Here’s hoping someone else will have another transcription of this one, and maybe some tales to tell as well.

X: 3 “The Whistler”

B: “The Fiddlecase Book of 101 Polkas: Irish, Scottish, English, Canadian & American Fiddle Tunes”
Compiled and edited by Jack Perron & Randy Miller
Fiddlecase Books, New Hampshire, 1978 - tune #59
(with minor ‘adjustments’ to the original notation, for example: M: 2/4 ~ | c‘3 c’ | to | c‘2- c’c’ | )

We, my wife and I, have likely danced to this under Randy’s bow and played it in his good company too…

It was this old wee collection that reminded me of this tune, though I tend to play it somewhat differently, as too Randy I suspect.

I know this tune from somewhere. Can’t place it.
The title is not to be confused with a pipe tune of the same name by Archie Kenneth.
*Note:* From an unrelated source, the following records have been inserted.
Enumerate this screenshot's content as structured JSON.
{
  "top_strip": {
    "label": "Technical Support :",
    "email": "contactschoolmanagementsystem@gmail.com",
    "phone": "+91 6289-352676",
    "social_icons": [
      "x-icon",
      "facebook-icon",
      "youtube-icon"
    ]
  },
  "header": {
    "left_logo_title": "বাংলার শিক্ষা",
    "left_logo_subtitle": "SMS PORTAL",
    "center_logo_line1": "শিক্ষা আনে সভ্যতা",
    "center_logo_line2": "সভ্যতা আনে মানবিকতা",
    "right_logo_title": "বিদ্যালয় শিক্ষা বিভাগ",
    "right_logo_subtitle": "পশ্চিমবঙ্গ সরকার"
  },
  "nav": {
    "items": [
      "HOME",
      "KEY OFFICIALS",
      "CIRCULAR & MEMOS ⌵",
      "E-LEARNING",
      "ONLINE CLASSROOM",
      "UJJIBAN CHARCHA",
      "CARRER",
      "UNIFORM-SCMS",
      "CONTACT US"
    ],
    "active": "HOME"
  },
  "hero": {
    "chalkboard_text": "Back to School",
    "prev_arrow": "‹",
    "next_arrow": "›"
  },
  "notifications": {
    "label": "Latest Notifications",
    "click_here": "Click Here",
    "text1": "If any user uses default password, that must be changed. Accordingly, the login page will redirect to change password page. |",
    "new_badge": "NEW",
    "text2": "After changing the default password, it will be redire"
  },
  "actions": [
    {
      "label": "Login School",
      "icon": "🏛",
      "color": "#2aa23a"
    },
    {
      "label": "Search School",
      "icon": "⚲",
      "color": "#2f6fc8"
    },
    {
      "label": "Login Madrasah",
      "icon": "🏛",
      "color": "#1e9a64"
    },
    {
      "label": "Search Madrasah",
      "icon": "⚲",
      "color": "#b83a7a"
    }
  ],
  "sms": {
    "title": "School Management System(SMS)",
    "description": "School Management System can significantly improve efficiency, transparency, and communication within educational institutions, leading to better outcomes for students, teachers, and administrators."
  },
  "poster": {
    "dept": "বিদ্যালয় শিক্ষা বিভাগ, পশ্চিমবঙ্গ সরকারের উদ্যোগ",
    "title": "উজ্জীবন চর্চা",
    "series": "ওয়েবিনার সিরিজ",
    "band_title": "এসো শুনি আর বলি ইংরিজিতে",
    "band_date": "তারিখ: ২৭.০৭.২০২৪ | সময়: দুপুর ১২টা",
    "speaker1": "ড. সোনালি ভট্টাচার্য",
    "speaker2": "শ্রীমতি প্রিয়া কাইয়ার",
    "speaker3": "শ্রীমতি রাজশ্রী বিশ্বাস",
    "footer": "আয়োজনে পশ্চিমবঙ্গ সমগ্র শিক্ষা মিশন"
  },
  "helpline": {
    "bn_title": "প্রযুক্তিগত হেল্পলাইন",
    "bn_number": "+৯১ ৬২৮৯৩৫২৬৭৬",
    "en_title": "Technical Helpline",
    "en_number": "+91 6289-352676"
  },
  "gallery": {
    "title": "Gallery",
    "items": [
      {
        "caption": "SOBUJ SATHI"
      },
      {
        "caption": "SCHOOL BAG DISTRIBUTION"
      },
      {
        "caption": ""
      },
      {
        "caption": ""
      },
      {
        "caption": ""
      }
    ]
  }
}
I think one of mine was likely inspired some way by this old seed. I’d be very interested to know more of the roots to this one. I was kind of hoping you might know it, or Nigel.

The Whistler

There’s a tune I used to play from the American old-time tradition called “Ebenezer” which has echoes of this, and it’s what I was reminded of when I played Ceolachan’s version. I’m not allowed to put ABCs in the comments, and I’m reluctant to add it as a “setting” as it’s a different tune, so I’ve added it to the database:

Thanks Nigel, appreciated.